◆ **Exercise goal**:
Where "this" appears in a line of the entries below, that line should be copied.

-- Opening Marker --

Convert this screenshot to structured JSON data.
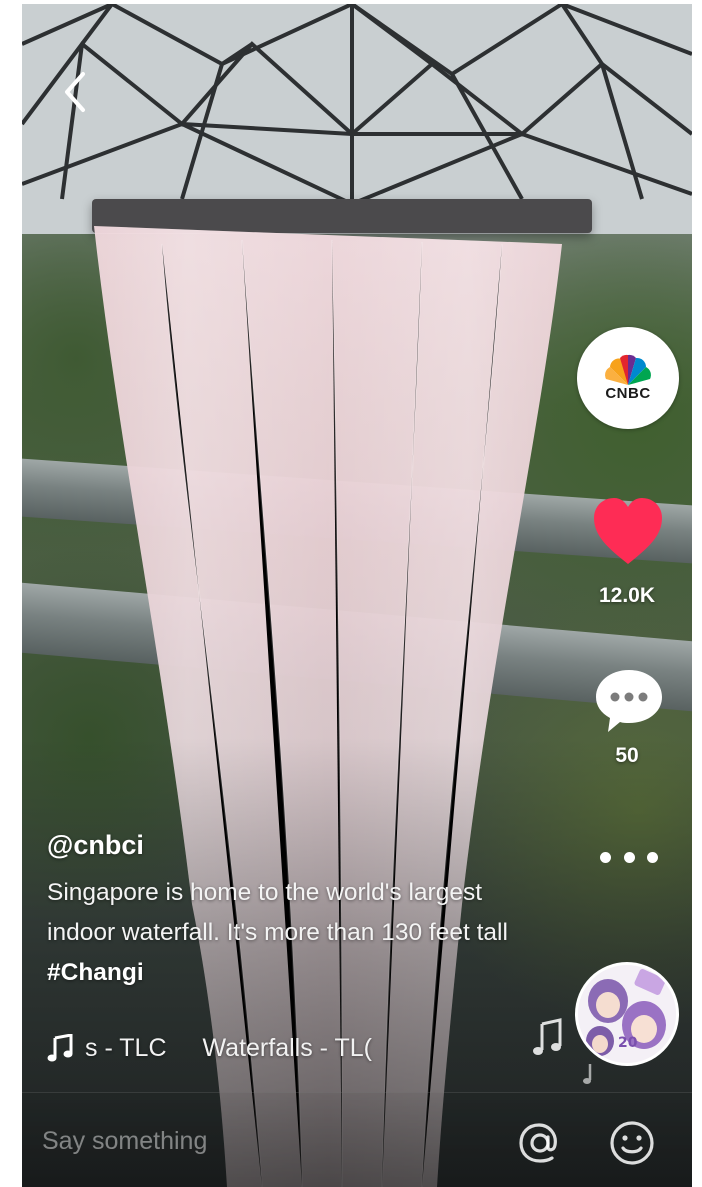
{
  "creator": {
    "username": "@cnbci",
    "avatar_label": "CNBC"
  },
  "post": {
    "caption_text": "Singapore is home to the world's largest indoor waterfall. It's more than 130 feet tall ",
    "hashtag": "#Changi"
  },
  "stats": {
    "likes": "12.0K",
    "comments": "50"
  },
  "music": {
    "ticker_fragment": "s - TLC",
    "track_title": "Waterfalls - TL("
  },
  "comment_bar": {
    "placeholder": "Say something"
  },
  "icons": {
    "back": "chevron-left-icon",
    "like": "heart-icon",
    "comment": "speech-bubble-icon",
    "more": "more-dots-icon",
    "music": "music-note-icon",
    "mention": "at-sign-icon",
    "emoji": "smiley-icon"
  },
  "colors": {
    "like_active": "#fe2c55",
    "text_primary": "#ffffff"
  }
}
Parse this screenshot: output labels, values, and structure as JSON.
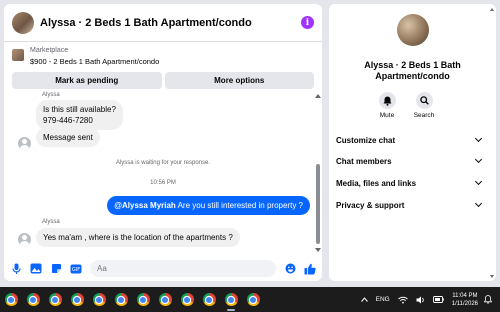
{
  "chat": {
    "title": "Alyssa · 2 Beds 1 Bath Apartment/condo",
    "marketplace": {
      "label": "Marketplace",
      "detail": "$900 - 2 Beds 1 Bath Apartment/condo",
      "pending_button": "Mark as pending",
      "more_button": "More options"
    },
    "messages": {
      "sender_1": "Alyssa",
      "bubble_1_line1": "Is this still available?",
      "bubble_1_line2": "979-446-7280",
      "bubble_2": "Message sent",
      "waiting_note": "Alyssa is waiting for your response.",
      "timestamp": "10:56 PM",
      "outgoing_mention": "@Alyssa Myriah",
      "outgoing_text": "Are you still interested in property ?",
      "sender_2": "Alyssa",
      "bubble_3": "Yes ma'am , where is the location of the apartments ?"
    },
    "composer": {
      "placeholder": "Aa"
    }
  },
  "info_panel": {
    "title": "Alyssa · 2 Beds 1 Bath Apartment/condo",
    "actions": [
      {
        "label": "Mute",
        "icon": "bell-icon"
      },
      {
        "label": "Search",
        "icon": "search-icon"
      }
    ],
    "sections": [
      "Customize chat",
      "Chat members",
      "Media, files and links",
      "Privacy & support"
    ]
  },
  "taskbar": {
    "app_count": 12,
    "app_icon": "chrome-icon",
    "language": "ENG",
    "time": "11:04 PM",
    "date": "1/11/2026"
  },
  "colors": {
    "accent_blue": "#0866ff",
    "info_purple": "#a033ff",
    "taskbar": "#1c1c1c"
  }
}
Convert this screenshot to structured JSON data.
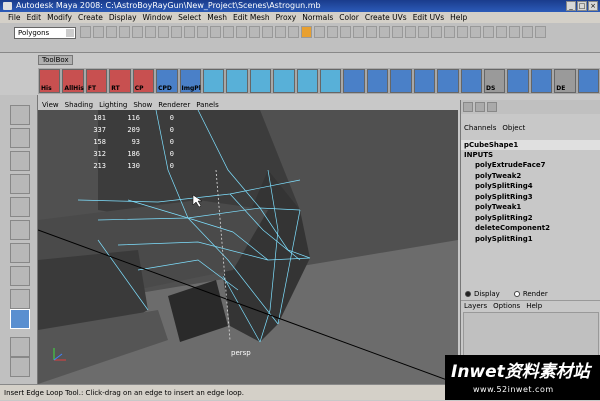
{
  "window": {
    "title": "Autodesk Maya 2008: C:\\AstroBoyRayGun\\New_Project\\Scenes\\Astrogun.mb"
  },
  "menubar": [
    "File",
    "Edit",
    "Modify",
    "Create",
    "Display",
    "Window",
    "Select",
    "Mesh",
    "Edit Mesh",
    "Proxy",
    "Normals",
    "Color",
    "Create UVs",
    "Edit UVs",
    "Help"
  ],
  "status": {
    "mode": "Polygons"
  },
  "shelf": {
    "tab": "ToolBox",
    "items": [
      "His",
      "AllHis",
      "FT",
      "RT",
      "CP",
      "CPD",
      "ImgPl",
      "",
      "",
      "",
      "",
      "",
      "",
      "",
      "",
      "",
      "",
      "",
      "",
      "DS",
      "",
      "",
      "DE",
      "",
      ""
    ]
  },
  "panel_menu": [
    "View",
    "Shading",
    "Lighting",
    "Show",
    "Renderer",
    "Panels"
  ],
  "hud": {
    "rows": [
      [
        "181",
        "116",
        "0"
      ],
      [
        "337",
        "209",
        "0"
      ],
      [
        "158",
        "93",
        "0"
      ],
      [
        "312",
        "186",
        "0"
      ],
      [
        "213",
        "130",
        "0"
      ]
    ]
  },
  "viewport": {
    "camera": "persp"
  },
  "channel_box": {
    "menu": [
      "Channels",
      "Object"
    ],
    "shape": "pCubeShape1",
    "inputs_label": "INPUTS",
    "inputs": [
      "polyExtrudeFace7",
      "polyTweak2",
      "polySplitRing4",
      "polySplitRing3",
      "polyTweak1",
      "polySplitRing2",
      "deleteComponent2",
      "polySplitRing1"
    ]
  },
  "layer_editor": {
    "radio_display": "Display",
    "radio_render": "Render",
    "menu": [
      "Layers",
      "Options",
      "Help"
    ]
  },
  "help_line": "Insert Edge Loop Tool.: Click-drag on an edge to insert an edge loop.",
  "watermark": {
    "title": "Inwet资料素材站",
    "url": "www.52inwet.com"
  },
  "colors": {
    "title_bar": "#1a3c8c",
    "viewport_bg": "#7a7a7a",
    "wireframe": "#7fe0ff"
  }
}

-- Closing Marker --

◆ **Exercise response**:
Convert this screenshot to structured JSON data.
Parse this screenshot: output labels, values, and structure as JSON.
      "bubble_1_line1": "Is this still available?",
Convert this screenshot to structured JSON data.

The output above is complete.